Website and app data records
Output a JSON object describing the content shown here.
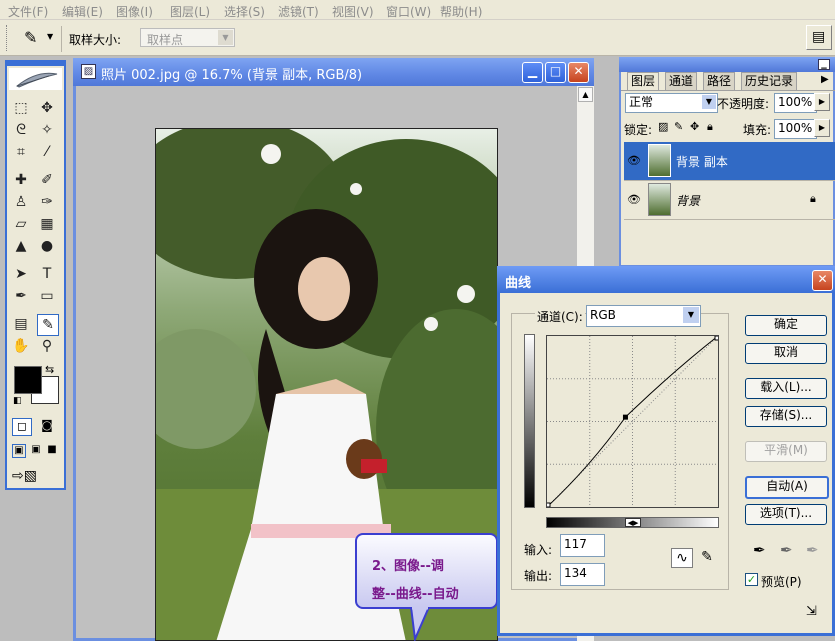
{
  "menu": [
    "文件(F)",
    "编辑(E)",
    "图像(I)",
    "图层(L)",
    "选择(S)",
    "滤镜(T)",
    "视图(V)",
    "窗口(W)",
    "帮助(H)"
  ],
  "options_bar": {
    "sample_size_label": "取样大小:",
    "sample_size_value": "取样点"
  },
  "document": {
    "title": "照片 002.jpg @ 16.7% (背景 副本, RGB/8)"
  },
  "layers_panel": {
    "tabs": [
      "图层",
      "通道",
      "路径",
      "历史记录"
    ],
    "blend_mode": "正常",
    "opacity_label": "不透明度:",
    "opacity_value": "100%",
    "lock_label": "锁定:",
    "fill_label": "填充:",
    "fill_value": "100%",
    "layers": [
      {
        "name": "背景 副本",
        "selected": true
      },
      {
        "name": "背景",
        "selected": false
      }
    ]
  },
  "curves_dialog": {
    "title": "曲线",
    "channel_label": "通道(C):",
    "channel_value": "RGB",
    "input_label": "输入:",
    "input_value": "117",
    "output_label": "输出:",
    "output_value": "134",
    "buttons": {
      "ok": "确定",
      "cancel": "取消",
      "load": "载入(L)...",
      "save": "存储(S)...",
      "smooth": "平滑(M)",
      "auto": "自动(A)",
      "options": "选项(T)..."
    },
    "preview_label": "预览(P)",
    "preview_checked": true
  },
  "callout": {
    "line1": "2、图像--调",
    "line2": "整--曲线--自动"
  },
  "colors": {
    "title_blue": "#3a6fd6",
    "selection": "#316ac5",
    "callout_text": "#7a1a8c"
  }
}
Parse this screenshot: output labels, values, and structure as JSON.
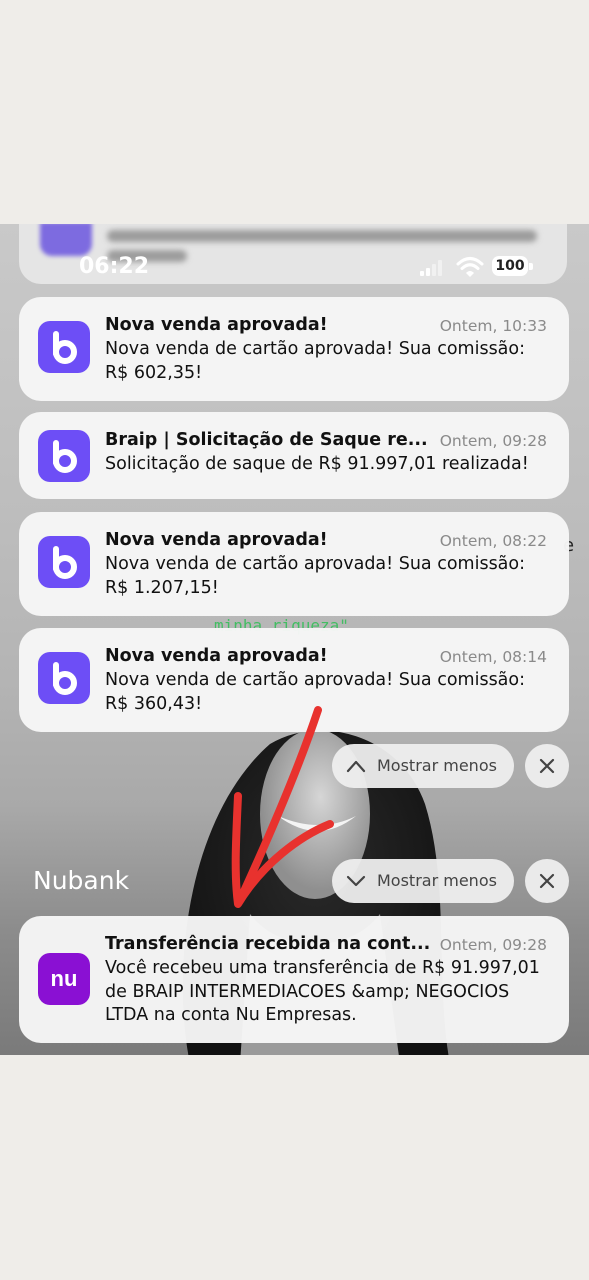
{
  "status_bar": {
    "time": "06:22",
    "battery": "100"
  },
  "background": {
    "caption": "minha riqueza\""
  },
  "braip_notifications": [
    {
      "title": "Nova venda aprovada!",
      "time": "Ontem, 10:33",
      "body": "Nova venda de cartão aprovada! Sua comissão: R$ 602,35!"
    },
    {
      "title": "Braip | Solicitação de Saque re...",
      "time": "Ontem, 09:28",
      "body": "Solicitação de saque de R$ 91.997,01 realizada!"
    },
    {
      "title": "Nova venda aprovada!",
      "time": "Ontem, 08:22",
      "body": "Nova venda de cartão aprovada! Sua comissão: R$ 1.207,15!"
    },
    {
      "title": "Nova venda aprovada!",
      "time": "Ontem, 08:14",
      "body": "Nova venda de cartão aprovada! Sua comissão: R$ 360,43!"
    }
  ],
  "group_controls": {
    "show_less": "Mostrar menos"
  },
  "nubank": {
    "group_label": "Nubank",
    "icon_text": "nu",
    "notification": {
      "title": "Transferência recebida na cont...",
      "time": "Ontem, 09:28",
      "body": "Você recebeu uma transferência de R$ 91.997,01 de BRAIP INTERMEDIACOES &amp; NEGOCIOS LTDA na conta Nu Empresas."
    }
  },
  "colors": {
    "braip_icon": "#6d4ef6",
    "nubank_icon": "#8a10d3",
    "annotation_arrow": "#e8322e"
  },
  "icons": {
    "braip": "braip-b-logo-icon",
    "nubank": "nubank-logo-icon",
    "collapse": "chevron-up-icon",
    "expand": "chevron-down-icon",
    "close": "close-icon"
  }
}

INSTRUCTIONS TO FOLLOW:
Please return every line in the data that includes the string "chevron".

RESULT OF THIS EXERCISE:
    "collapse": "chevron-up-icon",
    "expand": "chevron-down-icon",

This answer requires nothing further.